'''

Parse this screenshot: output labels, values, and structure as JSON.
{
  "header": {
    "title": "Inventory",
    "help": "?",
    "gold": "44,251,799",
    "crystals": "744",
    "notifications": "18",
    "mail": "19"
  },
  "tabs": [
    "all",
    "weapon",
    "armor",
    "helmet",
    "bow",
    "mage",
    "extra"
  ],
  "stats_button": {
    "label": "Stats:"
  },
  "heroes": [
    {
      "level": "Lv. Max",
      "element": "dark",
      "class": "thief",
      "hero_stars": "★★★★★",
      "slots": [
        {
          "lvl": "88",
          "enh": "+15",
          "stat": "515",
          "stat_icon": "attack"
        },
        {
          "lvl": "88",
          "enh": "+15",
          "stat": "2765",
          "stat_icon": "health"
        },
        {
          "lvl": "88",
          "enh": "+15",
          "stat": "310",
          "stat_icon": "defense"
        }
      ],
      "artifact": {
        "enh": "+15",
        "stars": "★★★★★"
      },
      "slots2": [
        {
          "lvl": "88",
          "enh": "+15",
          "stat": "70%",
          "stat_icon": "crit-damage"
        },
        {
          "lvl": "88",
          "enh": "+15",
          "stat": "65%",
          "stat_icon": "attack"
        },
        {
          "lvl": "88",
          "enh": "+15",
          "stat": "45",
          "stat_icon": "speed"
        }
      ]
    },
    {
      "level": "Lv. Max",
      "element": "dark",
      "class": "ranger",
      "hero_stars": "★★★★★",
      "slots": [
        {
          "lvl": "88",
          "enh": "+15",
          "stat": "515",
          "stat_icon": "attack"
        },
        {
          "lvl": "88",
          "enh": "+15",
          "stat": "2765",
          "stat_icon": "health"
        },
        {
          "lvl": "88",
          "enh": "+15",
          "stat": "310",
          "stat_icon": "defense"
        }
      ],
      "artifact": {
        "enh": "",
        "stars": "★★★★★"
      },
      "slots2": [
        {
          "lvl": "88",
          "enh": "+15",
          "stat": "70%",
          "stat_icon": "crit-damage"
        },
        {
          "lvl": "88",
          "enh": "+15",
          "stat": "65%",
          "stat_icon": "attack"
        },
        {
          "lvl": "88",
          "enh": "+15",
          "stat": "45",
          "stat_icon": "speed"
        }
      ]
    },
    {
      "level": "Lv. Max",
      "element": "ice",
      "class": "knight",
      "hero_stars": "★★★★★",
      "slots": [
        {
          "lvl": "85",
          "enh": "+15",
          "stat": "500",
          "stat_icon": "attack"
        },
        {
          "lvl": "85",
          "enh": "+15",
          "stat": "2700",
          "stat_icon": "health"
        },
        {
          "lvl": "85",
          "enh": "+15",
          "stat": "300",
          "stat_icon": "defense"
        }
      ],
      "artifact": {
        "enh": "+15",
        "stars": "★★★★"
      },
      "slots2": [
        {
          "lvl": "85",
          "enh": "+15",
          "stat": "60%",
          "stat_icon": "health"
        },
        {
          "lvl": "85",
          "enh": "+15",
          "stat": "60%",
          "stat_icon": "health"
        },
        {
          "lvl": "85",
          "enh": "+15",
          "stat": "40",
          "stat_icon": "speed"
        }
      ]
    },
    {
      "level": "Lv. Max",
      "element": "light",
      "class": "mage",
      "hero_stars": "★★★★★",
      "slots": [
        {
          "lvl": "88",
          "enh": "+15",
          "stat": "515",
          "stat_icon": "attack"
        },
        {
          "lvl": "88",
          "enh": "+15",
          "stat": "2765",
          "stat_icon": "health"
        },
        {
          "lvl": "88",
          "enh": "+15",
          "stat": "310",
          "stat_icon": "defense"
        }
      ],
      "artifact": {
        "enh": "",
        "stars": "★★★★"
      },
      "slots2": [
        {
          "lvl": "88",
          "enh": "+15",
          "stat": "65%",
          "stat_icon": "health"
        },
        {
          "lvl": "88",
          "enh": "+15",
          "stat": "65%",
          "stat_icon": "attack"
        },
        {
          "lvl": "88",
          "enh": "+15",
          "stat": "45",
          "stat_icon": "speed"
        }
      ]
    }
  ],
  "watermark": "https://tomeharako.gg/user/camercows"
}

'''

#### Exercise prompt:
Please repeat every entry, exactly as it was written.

#### Response:
Parse this screenshot: output labels, values, and structure as JSON.
{
  "header": {
    "title": "Inventory",
    "help": "?",
    "gold": "44,251,799",
    "crystals": "744",
    "notifications": "18",
    "mail": "19"
  },
  "tabs": [
    "all",
    "weapon",
    "armor",
    "helmet",
    "bow",
    "mage",
    "extra"
  ],
  "stats_button": {
    "label": "Stats:"
  },
  "heroes": [
    {
      "level": "Lv. Max",
      "element": "dark",
      "class": "thief",
      "hero_stars": "★★★★★",
      "slots": [
        {
          "lvl": "88",
          "enh": "+15",
          "stat": "515",
          "stat_icon": "attack"
        },
        {
          "lvl": "88",
          "enh": "+15",
          "stat": "2765",
          "stat_icon": "health"
        },
        {
          "lvl": "88",
          "enh": "+15",
          "stat": "310",
          "stat_icon": "defense"
        }
      ],
      "artifact": {
        "enh": "+15",
        "stars": "★★★★★"
      },
      "slots2": [
        {
          "lvl": "88",
          "enh": "+15",
          "stat": "70%",
          "stat_icon": "crit-damage"
        },
        {
          "lvl": "88",
          "enh": "+15",
          "stat": "65%",
          "stat_icon": "attack"
        },
        {
          "lvl": "88",
          "enh": "+15",
          "stat": "45",
          "stat_icon": "speed"
        }
      ]
    },
    {
      "level": "Lv. Max",
      "element": "dark",
      "class": "ranger",
      "hero_stars": "★★★★★",
      "slots": [
        {
          "lvl": "88",
          "enh": "+15",
          "stat": "515",
          "stat_icon": "attack"
        },
        {
          "lvl": "88",
          "enh": "+15",
          "stat": "2765",
          "stat_icon": "health"
        },
        {
          "lvl": "88",
          "enh": "+15",
          "stat": "310",
          "stat_icon": "defense"
        }
      ],
      "artifact": {
        "enh": "",
        "stars": "★★★★★"
      },
      "slots2": [
        {
          "lvl": "88",
          "enh": "+15",
          "stat": "70%",
          "stat_icon": "crit-damage"
        },
        {
          "lvl": "88",
          "enh": "+15",
          "stat": "65%",
          "stat_icon": "attack"
        },
        {
          "lvl": "88",
          "enh": "+15",
          "stat": "45",
          "stat_icon": "speed"
        }
      ]
    },
    {
      "level": "Lv. Max",
      "element": "ice",
      "class": "knight",
      "hero_stars": "★★★★★",
      "slots": [
        {
          "lvl": "85",
          "enh": "+15",
          "stat": "500",
          "stat_icon": "attack"
        },
        {
          "lvl": "85",
          "enh": "+15",
          "stat": "2700",
          "stat_icon": "health"
        },
        {
          "lvl": "85",
          "enh": "+15",
          "stat": "300",
          "stat_icon": "defense"
        }
      ],
      "artifact": {
        "enh": "+15",
        "stars": "★★★★"
      },
      "slots2": [
        {
          "lvl": "85",
          "enh": "+15",
          "stat": "60%",
          "stat_icon": "health"
        },
        {
          "lvl": "85",
          "enh": "+15",
          "stat": "60%",
          "stat_icon": "health"
        },
        {
          "lvl": "85",
          "enh": "+15",
          "stat": "40",
          "stat_icon": "speed"
        }
      ]
    },
    {
      "level": "Lv. Max",
      "element": "light",
      "class": "mage",
      "hero_stars": "★★★★★",
      "slots": [
        {
          "lvl": "88",
          "enh": "+15",
          "stat": "515",
          "stat_icon": "attack"
        },
        {
          "lvl": "88",
          "enh": "+15",
          "stat": "2765",
          "stat_icon": "health"
        },
        {
          "lvl": "88",
          "enh": "+15",
          "stat": "310",
          "stat_icon": "defense"
        }
      ],
      "artifact": {
        "enh": "",
        "stars": "★★★★"
      },
      "slots2": [
        {
          "lvl": "88",
          "enh": "+15",
          "stat": "65%",
          "stat_icon": "health"
        },
        {
          "lvl": "88",
          "enh": "+15",
          "stat": "65%",
          "stat_icon": "attack"
        },
        {
          "lvl": "88",
          "enh": "+15",
          "stat": "45",
          "stat_icon": "speed"
        }
      ]
    }
  ],
  "watermark": "https://tomeharako.gg/user/camercows"
}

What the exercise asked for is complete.